**Page and application data records**

++++++++

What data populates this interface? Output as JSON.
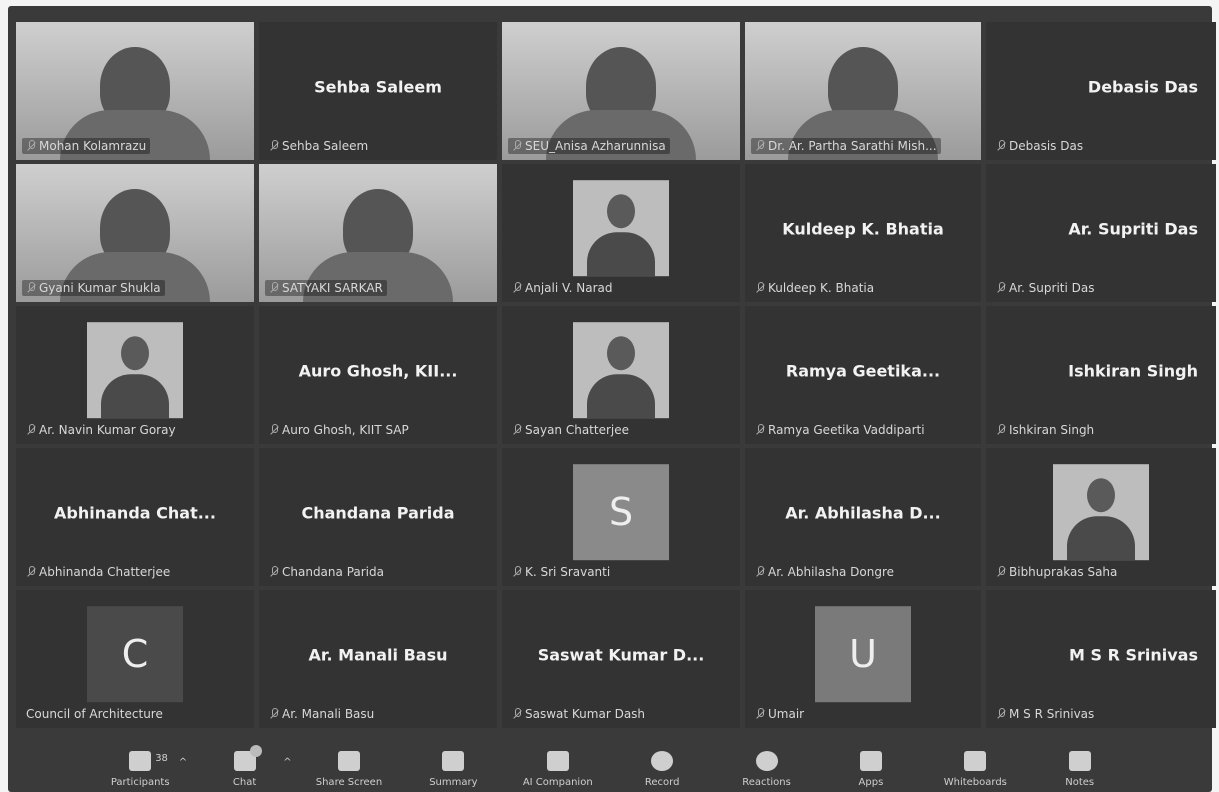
{
  "tiles": [
    {
      "type": "video",
      "label": "Mohan Kolamrazu"
    },
    {
      "type": "name",
      "display": "Sehba Saleem",
      "label": "Sehba Saleem"
    },
    {
      "type": "video",
      "label": "SEU_Anisa Azharunnisa"
    },
    {
      "type": "video",
      "label": "Dr. Ar. Partha Sarathi Mish..."
    },
    {
      "type": "name",
      "display": "Debasis Das",
      "label": "Debasis Das"
    },
    {
      "type": "video",
      "label": "Gyani Kumar Shukla"
    },
    {
      "type": "video",
      "label": "SATYAKI SARKAR",
      "active": true
    },
    {
      "type": "photo",
      "label": "Anjali V. Narad"
    },
    {
      "type": "name",
      "display": "Kuldeep K. Bhatia",
      "label": "Kuldeep K. Bhatia"
    },
    {
      "type": "name",
      "display": "Ar. Supriti Das",
      "label": "Ar. Supriti Das"
    },
    {
      "type": "photo",
      "label": "Ar. Navin Kumar Goray"
    },
    {
      "type": "name",
      "display": "Auro Ghosh, KII...",
      "label": "Auro Ghosh, KIIT SAP"
    },
    {
      "type": "photo",
      "label": "Sayan Chatterjee"
    },
    {
      "type": "name",
      "display": "Ramya Geetika...",
      "label": "Ramya Geetika Vaddiparti"
    },
    {
      "type": "name",
      "display": "Ishkiran Singh",
      "label": "Ishkiran Singh"
    },
    {
      "type": "name",
      "display": "Abhinanda Chat...",
      "label": "Abhinanda Chatterjee"
    },
    {
      "type": "name",
      "display": "Chandana Parida",
      "label": "Chandana Parida"
    },
    {
      "type": "avatar",
      "letter": "S",
      "label": "K. Sri Sravanti",
      "color": "#8a8a8a"
    },
    {
      "type": "name",
      "display": "Ar. Abhilasha D...",
      "label": "Ar. Abhilasha Dongre"
    },
    {
      "type": "photo",
      "label": "Bibhuprakas Saha"
    },
    {
      "type": "avatar",
      "letter": "C",
      "label": "Council of Architecture",
      "color": "#4a4a4a"
    },
    {
      "type": "name",
      "display": "Ar. Manali Basu",
      "label": "Ar. Manali Basu"
    },
    {
      "type": "name",
      "display": "Saswat Kumar D...",
      "label": "Saswat Kumar Dash"
    },
    {
      "type": "avatar",
      "letter": "U",
      "label": "Umair",
      "color": "#7a7a7a"
    },
    {
      "type": "name",
      "display": "M S R Srinivas",
      "label": "M S R Srinivas"
    }
  ],
  "toolbar": {
    "participants_label": "Participants",
    "participants_count": "38",
    "chat_label": "Chat",
    "share_label": "Share Screen",
    "summary_label": "Summary",
    "ai_label": "AI Companion",
    "record_label": "Record",
    "reactions_label": "Reactions",
    "apps_label": "Apps",
    "whiteboards_label": "Whiteboards",
    "notes_label": "Notes"
  }
}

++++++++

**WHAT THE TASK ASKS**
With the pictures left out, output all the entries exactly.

**ANSWER BOX**
What data populates this interface? Output as JSON.
{
  "tiles": [
    {
      "type": "video",
      "label": "Mohan Kolamrazu"
    },
    {
      "type": "name",
      "display": "Sehba Saleem",
      "label": "Sehba Saleem"
    },
    {
      "type": "video",
      "label": "SEU_Anisa Azharunnisa"
    },
    {
      "type": "video",
      "label": "Dr. Ar. Partha Sarathi Mish..."
    },
    {
      "type": "name",
      "display": "Debasis Das",
      "label": "Debasis Das"
    },
    {
      "type": "video",
      "label": "Gyani Kumar Shukla"
    },
    {
      "type": "video",
      "label": "SATYAKI SARKAR",
      "active": true
    },
    {
      "type": "photo",
      "label": "Anjali V. Narad"
    },
    {
      "type": "name",
      "display": "Kuldeep K. Bhatia",
      "label": "Kuldeep K. Bhatia"
    },
    {
      "type": "name",
      "display": "Ar. Supriti Das",
      "label": "Ar. Supriti Das"
    },
    {
      "type": "photo",
      "label": "Ar. Navin Kumar Goray"
    },
    {
      "type": "name",
      "display": "Auro Ghosh, KII...",
      "label": "Auro Ghosh, KIIT SAP"
    },
    {
      "type": "photo",
      "label": "Sayan Chatterjee"
    },
    {
      "type": "name",
      "display": "Ramya Geetika...",
      "label": "Ramya Geetika Vaddiparti"
    },
    {
      "type": "name",
      "display": "Ishkiran Singh",
      "label": "Ishkiran Singh"
    },
    {
      "type": "name",
      "display": "Abhinanda Chat...",
      "label": "Abhinanda Chatterjee"
    },
    {
      "type": "name",
      "display": "Chandana Parida",
      "label": "Chandana Parida"
    },
    {
      "type": "avatar",
      "letter": "S",
      "label": "K. Sri Sravanti",
      "color": "#8a8a8a"
    },
    {
      "type": "name",
      "display": "Ar. Abhilasha D...",
      "label": "Ar. Abhilasha Dongre"
    },
    {
      "type": "photo",
      "label": "Bibhuprakas Saha"
    },
    {
      "type": "avatar",
      "letter": "C",
      "label": "Council of Architecture",
      "color": "#4a4a4a"
    },
    {
      "type": "name",
      "display": "Ar. Manali Basu",
      "label": "Ar. Manali Basu"
    },
    {
      "type": "name",
      "display": "Saswat Kumar D...",
      "label": "Saswat Kumar Dash"
    },
    {
      "type": "avatar",
      "letter": "U",
      "label": "Umair",
      "color": "#7a7a7a"
    },
    {
      "type": "name",
      "display": "M S R Srinivas",
      "label": "M S R Srinivas"
    }
  ],
  "toolbar": {
    "participants_label": "Participants",
    "participants_count": "38",
    "chat_label": "Chat",
    "share_label": "Share Screen",
    "summary_label": "Summary",
    "ai_label": "AI Companion",
    "record_label": "Record",
    "reactions_label": "Reactions",
    "apps_label": "Apps",
    "whiteboards_label": "Whiteboards",
    "notes_label": "Notes"
  }
}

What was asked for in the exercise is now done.